Quick question: What does Overwatch have that Battleborn doesn’t? If you answered “Winston,” you are correct, but that’s not the point. If you answered “players,” your snark is appreciated, but that’s still not the point. If you answered “the option to pay money for skins and taunts,” you are correct, but you won’t be correct after the June 16th patch adds in a premium currency that can be bought for real money and exchanged for skins and taunts.
The new skins are more than just the color swap variety and cost 420 Platinum, while taunts cost 230 Platinum. Platinum cannot be earned through gameplay, only bought; 230 Platinum costs $1.99, while 700 Platinum costs $4.99. There’s no random element to the unlocks, just the cost of the individual items; whether that’s a net positive or a drawback for you is left for you to decide.
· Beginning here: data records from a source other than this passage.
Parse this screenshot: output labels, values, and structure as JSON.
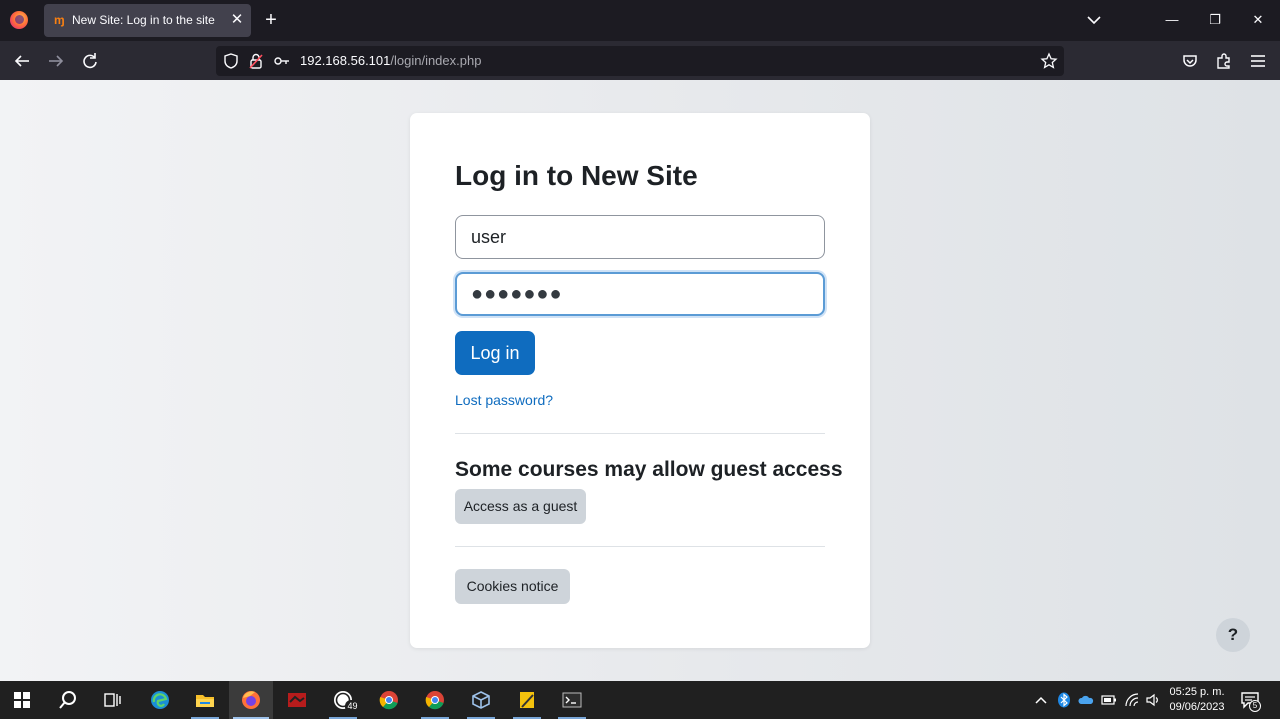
{
  "browser": {
    "tab": {
      "title": "New Site: Log in to the site",
      "favicon": "moodle-icon",
      "favicon_glyph": "ɱ",
      "close_glyph": "✕"
    },
    "new_tab_glyph": "+",
    "window_controls": {
      "minimize": "—",
      "restore": "❐",
      "close": "✕"
    },
    "url": {
      "host": "192.168.56.101",
      "path": "/login/index.php"
    }
  },
  "page": {
    "title": "Log in to New Site",
    "username": {
      "value": "user"
    },
    "password": {
      "masked": "●●●●●●●"
    },
    "login_button": "Log in",
    "lost_password": "Lost password?",
    "guest_heading": "Some courses may allow guest access",
    "guest_button": "Access as a guest",
    "cookies_button": "Cookies notice",
    "help_button": "?",
    "colors": {
      "primary": "#0f6cbf",
      "secondary": "#ced4da",
      "text": "#1d2125"
    }
  },
  "taskbar": {
    "apps": [
      {
        "name": "start-icon"
      },
      {
        "name": "search-icon"
      },
      {
        "name": "task-view-icon"
      },
      {
        "name": "edge-icon"
      },
      {
        "name": "file-explorer-icon"
      },
      {
        "name": "firefox-icon",
        "active": true
      },
      {
        "name": "app-icon"
      },
      {
        "name": "whatsapp-icon",
        "badge": "49"
      },
      {
        "name": "chrome-icon"
      },
      {
        "name": "chrome-icon"
      },
      {
        "name": "virtualbox-icon"
      },
      {
        "name": "notes-icon"
      },
      {
        "name": "terminal-icon"
      }
    ],
    "clock": {
      "time": "05:25 p. m.",
      "date": "09/06/2023"
    },
    "notifications": "5"
  }
}
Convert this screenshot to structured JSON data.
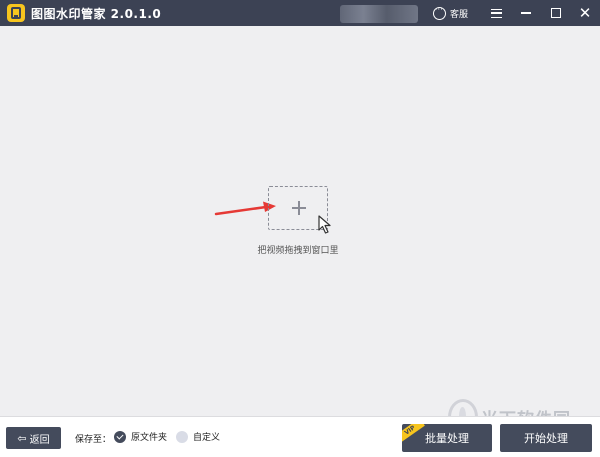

Hello, friends, and welcome back to Desert Nomad. This week, I’d like to take the opportunity to talk about a subject that has been the focus of much debate in the wake of Black Desert’s official launch: the cash shop. There’s been more than a little bit of controversy surrounding the implementation of the cash shop in Black Desert, from the relatively extravagant prices of costumes and pets to the advantages conferred by certain cash-shop-exclusive items, most recently the ghillie suit.
Naturally, the debate has been rather impassioned on both sides, with plenty of polemical rhetoric streaming from each. Some players are adamant that Daum is just another avarice-driven company willing to stoop as low as is necessary to separate players from their hard-earned cash, while others hold steadfast to the argument that the cash shop is fine and that Daum is simply trying to turn a profit. In matters like this, however, I think that the truth tends to lie somewhere between the two extremes. The argument is, admittedly, an ultimately subjective one, as every player has his or her own parameters that determine when a game crosses the line into pay-to-win territory, I hope that by taking a closer look at the items on offer in Black Desert’s cash shop, we can at least shed some light on the points of contention and, with any luck, work toward figuring out some solutions to the issues that may prove problematic in the future.
If you’re currently a WildStar subscriber, you’re going to be getting a bit more with the price of your subscription. The development team announced on Twitter that subscribers will receive a boost to Omnibit drop rates and weekly caps: